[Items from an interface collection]
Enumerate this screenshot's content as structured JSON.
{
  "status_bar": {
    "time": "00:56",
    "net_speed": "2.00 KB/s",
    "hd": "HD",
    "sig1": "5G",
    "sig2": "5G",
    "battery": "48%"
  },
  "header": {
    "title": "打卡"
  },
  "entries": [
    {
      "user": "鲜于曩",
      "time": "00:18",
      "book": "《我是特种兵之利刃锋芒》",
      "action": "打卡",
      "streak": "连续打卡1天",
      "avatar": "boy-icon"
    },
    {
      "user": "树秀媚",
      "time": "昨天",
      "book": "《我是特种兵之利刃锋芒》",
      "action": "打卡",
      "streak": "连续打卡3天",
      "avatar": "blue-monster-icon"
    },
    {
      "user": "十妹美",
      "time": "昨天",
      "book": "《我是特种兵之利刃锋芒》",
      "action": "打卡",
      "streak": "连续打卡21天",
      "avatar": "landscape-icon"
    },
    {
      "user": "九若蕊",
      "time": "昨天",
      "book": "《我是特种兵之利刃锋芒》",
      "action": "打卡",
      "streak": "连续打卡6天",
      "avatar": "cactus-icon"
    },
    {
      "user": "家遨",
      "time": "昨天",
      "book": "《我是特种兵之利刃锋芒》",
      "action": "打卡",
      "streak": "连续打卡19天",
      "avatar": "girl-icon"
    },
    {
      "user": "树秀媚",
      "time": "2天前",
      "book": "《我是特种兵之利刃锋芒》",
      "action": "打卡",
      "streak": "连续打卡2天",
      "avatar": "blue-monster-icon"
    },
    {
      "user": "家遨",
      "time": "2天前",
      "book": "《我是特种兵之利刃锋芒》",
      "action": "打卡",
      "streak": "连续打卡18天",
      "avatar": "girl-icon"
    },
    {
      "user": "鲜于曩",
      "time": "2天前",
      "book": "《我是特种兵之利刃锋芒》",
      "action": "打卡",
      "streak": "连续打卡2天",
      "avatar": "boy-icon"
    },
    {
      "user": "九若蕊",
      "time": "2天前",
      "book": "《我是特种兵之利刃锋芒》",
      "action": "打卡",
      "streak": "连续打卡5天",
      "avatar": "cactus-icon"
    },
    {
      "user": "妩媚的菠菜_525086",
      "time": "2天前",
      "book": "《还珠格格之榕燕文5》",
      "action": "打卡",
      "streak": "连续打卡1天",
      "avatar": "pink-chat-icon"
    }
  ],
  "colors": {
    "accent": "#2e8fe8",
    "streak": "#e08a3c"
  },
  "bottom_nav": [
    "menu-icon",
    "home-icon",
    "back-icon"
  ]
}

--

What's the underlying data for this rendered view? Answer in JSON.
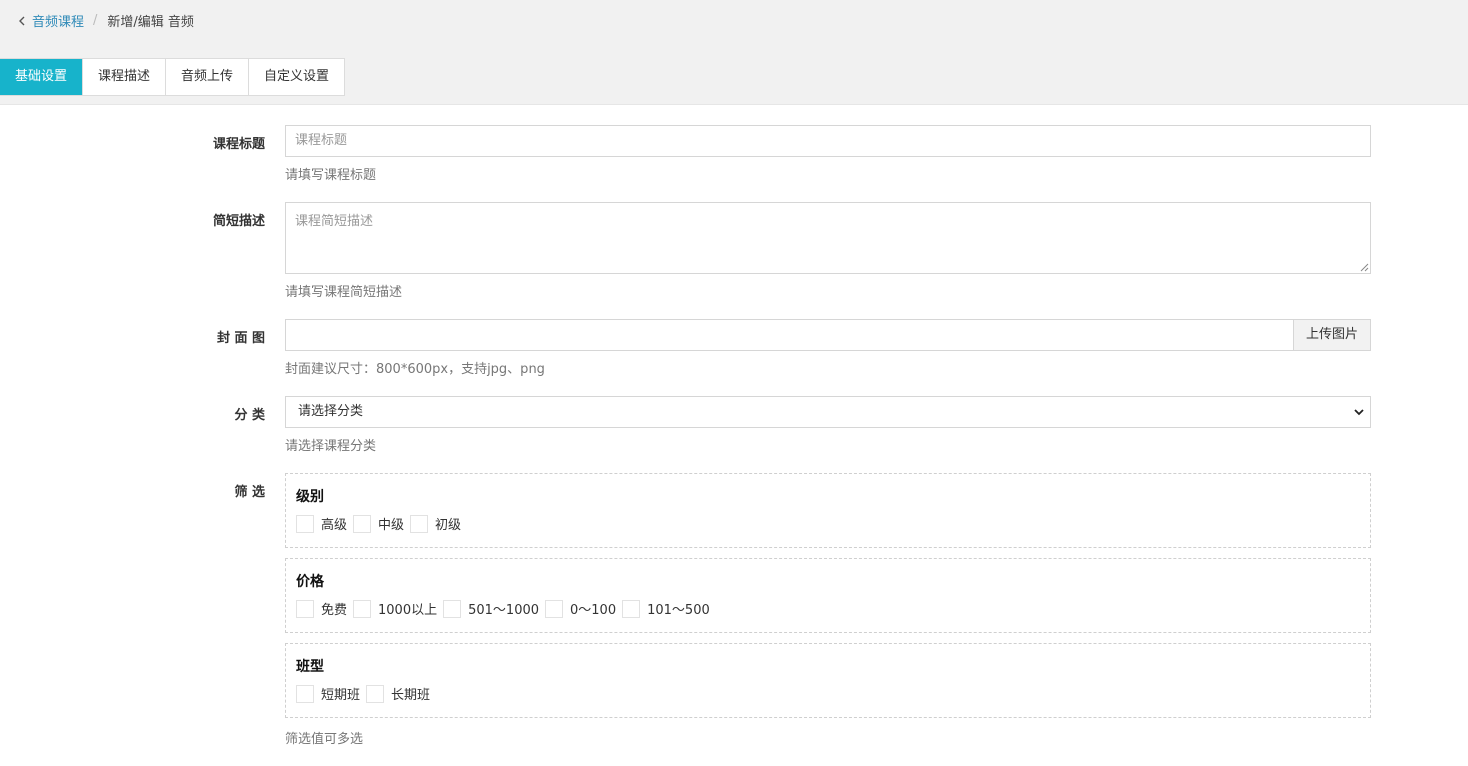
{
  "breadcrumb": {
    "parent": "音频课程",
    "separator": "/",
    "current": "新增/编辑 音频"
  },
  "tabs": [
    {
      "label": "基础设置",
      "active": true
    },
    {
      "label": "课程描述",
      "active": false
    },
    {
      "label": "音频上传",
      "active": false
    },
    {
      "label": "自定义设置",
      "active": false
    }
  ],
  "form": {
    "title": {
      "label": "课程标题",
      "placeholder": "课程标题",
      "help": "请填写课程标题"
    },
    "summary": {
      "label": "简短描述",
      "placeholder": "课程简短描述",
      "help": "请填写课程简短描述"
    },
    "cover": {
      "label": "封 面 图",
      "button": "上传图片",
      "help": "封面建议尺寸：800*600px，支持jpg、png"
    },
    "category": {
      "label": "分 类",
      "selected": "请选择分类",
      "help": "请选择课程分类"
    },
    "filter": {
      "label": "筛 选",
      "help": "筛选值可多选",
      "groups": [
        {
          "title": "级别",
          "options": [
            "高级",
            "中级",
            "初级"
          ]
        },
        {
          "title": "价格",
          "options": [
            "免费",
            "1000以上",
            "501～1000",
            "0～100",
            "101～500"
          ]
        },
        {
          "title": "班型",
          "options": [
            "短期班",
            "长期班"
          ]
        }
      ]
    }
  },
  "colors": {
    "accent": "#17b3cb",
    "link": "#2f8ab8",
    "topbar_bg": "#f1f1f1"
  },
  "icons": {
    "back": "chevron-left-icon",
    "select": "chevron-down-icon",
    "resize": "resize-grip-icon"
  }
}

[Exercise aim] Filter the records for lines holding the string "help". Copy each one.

[Reply to the exercise]
      "help": "请填写课程标题"
      "help": "请填写课程简短描述"
      "help": "封面建议尺寸：800*600px，支持jpg、png"
      "help": "请选择课程分类"
      "help": "筛选值可多选",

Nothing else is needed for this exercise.